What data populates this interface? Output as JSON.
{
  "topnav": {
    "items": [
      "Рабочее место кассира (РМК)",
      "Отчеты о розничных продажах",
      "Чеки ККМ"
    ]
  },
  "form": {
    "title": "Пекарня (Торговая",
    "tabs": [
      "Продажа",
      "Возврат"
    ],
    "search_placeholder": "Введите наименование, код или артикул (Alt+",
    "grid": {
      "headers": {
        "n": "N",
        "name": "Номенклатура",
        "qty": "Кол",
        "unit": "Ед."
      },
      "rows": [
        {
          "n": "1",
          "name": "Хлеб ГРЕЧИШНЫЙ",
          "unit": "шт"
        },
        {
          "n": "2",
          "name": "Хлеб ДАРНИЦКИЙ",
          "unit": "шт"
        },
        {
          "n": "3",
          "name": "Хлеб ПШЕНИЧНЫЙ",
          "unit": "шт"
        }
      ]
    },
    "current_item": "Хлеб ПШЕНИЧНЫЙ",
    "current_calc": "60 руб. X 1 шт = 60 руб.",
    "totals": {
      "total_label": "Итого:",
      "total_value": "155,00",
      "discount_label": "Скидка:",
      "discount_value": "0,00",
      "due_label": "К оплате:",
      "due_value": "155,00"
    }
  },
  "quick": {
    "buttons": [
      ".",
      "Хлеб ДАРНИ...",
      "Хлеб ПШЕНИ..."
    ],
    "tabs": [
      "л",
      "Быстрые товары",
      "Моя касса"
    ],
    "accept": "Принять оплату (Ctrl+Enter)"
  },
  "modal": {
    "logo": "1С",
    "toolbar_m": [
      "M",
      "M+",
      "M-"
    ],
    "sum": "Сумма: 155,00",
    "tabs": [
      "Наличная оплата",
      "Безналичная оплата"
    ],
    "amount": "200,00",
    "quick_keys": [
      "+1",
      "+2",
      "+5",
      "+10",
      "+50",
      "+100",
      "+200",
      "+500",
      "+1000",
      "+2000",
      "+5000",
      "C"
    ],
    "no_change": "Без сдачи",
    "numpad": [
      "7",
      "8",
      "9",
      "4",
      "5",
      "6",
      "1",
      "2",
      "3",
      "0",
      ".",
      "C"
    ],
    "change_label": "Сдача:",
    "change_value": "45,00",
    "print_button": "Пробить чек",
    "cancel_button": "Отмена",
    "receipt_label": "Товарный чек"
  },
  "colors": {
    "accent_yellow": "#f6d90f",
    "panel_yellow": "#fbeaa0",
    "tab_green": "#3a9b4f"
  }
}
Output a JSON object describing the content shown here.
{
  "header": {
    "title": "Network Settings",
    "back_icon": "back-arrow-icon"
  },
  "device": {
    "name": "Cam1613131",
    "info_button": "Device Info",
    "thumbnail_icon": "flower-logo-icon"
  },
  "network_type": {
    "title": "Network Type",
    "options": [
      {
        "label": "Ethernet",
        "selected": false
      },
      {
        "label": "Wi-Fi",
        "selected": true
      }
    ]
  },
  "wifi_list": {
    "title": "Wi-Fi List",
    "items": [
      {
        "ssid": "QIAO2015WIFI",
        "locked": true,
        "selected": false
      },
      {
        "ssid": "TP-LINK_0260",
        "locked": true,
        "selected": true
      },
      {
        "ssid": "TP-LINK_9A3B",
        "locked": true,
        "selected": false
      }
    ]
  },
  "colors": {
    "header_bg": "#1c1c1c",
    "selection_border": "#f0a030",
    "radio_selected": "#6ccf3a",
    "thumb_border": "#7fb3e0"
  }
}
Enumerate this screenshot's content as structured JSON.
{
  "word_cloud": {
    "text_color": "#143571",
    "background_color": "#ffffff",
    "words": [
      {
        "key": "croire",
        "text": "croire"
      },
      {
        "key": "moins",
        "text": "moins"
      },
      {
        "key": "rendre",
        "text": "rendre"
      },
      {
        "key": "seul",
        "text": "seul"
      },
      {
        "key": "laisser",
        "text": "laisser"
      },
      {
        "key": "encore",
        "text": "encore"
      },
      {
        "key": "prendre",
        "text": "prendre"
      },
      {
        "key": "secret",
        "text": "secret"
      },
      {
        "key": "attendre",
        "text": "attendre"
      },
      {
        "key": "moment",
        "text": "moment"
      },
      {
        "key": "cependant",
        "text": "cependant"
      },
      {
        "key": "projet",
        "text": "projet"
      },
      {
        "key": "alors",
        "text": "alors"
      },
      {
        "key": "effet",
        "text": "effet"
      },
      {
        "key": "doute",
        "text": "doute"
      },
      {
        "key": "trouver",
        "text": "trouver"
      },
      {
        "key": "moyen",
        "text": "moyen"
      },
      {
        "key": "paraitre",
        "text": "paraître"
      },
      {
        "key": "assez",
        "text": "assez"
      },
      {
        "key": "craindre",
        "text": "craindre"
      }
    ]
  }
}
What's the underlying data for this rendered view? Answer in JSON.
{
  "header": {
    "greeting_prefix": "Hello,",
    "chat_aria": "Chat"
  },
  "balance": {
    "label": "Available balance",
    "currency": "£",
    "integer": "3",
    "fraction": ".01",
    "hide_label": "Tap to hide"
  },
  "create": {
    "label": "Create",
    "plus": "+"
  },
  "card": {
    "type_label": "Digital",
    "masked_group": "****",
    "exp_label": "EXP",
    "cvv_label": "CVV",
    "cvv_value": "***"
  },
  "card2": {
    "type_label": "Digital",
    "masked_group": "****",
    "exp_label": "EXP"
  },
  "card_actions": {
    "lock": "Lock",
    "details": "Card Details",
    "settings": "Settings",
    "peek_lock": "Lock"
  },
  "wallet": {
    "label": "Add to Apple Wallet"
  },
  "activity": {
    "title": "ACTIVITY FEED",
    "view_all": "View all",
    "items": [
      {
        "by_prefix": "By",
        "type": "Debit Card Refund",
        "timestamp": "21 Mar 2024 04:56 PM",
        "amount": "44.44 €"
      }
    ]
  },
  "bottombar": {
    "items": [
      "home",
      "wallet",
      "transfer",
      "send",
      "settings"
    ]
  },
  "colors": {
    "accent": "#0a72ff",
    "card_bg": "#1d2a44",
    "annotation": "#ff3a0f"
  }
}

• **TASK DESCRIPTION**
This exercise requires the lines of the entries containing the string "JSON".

• **ANSWER SPACE**
What data populates this interface? Output as JSON.
Output a JSON object describing the content shown here.
Enumerate this screenshot's content as structured JSON.
What's the underlying data for this rendered view? Answer in JSON.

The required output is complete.